Teachers encounter differences among the circumstances of online students as some will be well-equipped tech-wise with a good computer and fast, reliable internet access whereas others might be at remote locations with connectivity issues. 

Even with such variations, the fact remains that the flexibility of online learning makes it a more convenient option than traditional learning methods for many students.

So here are certain tips for you to adapt to online teaching :

  • Communication :

As you already know online teaching is a completely different ballgame when compared to traditional classroom teaching. Due to this, online teachers need to up their communication skills to educate a group of students. In a physical classroom, it is easy to see how engaged the students are and how they react to discussion questions. But unfortunately in an online classroom, it is difficult to gauge their reactions. Because of this, it is necessary that you ask questions that are engaging and can spark complex conversations. Some of the Learning Management Systems (LMS) have built-in tools to assist you in communicating with your students online.

  • Technology :

When it comes to the technology you have to be a step ahead of your tech-savvy students. Fumbling while teaching, battling with a bad net connection, and poor video quality among others will hamper your credentials as a teacher. So it is better to keep it simple and lean by using technology that you and your students know. You can use the in-built functionality of your LMS to share your screen, chat with your students, etc. You can also record videos, show documentaries, and presentations to make the session more interesting and interactive for the students.

  • Session duration :

Getting the right session duration can be tricky. If it is too long your students can get easily distracted due to the lack of educational stimuli like a classroom and classmates. You also need to keep in mind that you cannot convert a 60-minute traditional lecture into a 60-minute virtual classroom lecture as it would yield an adverse effect. The key here is to make the session as interactive as possible because there are certain topics that cannot be effectively compressed into a 15 – 20-minute session. If your session is going to last longer than 50 minutes be prepared to have some really interactive and engaging content for your students to keep them involved with the topic. You can do so with spontaneous quizzes, storytelling, short videos of science. 

  • Workspace and camera : 

One of the first and most obvious things you’ll have to adapt to while starting to teach online is the change in space. With the move to teaching online, you are suddenly restricted to a two-dimensional square space on your student’s computer screen. Many teachers when they first make the shift to online teaching rely only on their voice and forget that they can still be seen by their students and they can use this for visual communication. So, before getting your session started you need to set up your workspace in a position with optimal lighting. The light will have a big impact on how well you are seen by students. When you position yourself, you also need to think about what the students can see behind you. 
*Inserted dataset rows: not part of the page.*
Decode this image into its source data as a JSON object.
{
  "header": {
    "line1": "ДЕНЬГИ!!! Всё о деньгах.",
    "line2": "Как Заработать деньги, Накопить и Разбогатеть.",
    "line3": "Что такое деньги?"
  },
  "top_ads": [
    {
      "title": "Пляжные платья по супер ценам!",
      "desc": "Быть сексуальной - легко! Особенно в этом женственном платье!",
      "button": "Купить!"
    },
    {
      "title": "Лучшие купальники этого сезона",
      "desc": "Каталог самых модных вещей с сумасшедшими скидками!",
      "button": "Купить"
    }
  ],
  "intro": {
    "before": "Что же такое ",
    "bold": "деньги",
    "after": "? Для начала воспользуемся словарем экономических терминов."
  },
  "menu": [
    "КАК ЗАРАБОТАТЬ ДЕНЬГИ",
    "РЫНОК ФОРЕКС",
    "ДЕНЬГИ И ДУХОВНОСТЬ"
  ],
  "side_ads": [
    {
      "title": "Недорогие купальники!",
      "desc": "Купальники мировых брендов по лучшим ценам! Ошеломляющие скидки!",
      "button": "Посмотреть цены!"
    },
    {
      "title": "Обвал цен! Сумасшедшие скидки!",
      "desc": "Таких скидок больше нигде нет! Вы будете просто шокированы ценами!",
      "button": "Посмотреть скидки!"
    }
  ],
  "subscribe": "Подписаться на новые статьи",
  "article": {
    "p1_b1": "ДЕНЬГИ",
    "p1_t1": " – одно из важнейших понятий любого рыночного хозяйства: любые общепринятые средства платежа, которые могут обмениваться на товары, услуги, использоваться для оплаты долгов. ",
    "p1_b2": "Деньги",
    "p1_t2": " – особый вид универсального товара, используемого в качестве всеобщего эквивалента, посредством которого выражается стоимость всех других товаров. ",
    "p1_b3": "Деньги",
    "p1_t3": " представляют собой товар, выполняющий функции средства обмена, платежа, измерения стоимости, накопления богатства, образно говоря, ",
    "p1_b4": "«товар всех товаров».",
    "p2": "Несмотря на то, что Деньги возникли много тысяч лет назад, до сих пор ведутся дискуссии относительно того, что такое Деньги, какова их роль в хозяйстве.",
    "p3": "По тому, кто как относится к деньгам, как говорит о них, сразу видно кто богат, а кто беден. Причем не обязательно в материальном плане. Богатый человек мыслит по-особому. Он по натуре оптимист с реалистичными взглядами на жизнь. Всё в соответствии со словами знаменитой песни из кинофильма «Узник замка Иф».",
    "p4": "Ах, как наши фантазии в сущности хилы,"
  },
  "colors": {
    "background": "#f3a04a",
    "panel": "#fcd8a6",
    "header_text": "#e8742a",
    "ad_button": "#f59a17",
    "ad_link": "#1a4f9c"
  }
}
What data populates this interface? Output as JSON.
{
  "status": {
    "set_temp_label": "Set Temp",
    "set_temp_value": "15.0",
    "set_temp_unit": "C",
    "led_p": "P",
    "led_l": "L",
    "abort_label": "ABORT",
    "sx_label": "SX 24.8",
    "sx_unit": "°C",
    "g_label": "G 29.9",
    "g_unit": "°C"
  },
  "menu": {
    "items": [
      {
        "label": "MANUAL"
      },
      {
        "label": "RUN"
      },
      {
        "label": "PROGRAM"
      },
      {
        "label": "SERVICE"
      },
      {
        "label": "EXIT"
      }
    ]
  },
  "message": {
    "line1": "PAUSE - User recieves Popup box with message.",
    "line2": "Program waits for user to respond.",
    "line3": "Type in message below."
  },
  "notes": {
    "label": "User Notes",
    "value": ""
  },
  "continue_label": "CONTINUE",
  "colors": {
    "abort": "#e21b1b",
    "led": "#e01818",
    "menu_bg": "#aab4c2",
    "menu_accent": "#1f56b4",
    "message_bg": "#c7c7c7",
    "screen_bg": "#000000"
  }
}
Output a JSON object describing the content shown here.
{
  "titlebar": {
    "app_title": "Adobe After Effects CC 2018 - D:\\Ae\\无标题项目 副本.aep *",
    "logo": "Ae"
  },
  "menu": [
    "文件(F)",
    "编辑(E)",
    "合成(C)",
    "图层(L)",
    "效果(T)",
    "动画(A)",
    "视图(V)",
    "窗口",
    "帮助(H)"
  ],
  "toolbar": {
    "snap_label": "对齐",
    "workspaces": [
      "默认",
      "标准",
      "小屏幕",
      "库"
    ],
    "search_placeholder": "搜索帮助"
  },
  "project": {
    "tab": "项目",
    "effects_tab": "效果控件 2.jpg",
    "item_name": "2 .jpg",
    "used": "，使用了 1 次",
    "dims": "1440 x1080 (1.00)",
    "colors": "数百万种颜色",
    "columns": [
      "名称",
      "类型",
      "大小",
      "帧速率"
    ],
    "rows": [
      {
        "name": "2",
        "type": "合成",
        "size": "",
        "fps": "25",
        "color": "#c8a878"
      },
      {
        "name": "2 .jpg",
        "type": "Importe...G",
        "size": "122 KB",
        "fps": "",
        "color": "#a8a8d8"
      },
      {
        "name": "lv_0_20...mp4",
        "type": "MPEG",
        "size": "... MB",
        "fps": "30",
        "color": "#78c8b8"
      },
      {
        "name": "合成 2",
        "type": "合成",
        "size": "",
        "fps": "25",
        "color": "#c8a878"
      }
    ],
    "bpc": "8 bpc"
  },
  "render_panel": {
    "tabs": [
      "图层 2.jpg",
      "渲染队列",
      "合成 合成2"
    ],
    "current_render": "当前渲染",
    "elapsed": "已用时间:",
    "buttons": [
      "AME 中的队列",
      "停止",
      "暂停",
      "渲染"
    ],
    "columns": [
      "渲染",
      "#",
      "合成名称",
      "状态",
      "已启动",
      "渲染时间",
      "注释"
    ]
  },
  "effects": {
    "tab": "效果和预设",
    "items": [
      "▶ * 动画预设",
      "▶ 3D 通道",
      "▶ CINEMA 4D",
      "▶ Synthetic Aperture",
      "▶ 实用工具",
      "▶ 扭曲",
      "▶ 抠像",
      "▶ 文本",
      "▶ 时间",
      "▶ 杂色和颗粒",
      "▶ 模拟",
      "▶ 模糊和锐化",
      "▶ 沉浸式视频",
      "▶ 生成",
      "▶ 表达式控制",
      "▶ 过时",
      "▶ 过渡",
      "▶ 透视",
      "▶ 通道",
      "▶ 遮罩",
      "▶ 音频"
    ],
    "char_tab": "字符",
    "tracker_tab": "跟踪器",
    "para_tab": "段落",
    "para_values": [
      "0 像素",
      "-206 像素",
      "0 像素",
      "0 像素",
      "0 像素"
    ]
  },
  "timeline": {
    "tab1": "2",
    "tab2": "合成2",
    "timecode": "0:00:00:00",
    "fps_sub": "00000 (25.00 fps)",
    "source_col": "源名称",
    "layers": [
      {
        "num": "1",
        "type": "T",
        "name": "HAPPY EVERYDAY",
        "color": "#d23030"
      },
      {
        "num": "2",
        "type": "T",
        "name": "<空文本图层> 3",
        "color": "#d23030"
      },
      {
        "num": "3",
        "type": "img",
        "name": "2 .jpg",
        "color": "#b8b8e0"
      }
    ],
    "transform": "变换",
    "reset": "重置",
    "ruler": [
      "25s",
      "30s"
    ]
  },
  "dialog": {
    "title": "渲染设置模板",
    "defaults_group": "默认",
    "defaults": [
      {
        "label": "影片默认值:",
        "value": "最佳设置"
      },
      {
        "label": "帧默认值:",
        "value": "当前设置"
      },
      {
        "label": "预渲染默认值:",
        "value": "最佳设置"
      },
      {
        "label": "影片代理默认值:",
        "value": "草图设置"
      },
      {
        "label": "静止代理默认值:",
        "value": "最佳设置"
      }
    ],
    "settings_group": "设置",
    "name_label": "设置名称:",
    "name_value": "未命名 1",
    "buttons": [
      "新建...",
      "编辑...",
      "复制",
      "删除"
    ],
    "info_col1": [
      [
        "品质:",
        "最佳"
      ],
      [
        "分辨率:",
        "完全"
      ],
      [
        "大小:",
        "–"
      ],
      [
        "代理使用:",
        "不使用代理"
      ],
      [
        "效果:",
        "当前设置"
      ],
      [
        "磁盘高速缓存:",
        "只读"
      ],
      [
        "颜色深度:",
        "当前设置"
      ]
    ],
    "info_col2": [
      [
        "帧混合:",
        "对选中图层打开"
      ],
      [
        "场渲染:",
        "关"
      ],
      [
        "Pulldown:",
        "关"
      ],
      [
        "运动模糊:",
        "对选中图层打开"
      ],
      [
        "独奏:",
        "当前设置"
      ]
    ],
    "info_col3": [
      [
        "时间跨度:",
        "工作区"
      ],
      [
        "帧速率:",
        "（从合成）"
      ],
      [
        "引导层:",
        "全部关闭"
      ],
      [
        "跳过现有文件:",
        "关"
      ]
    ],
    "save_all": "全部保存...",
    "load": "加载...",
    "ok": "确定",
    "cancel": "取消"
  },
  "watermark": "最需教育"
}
Positioning your camera also has a big impact on how you are perceived by your students. Ideally, you should have it directly in front of you and slightly above eye level. When you are teaching, try to look at the camera rather than the screen when you speak, this will help in maintaining eye contact with your students.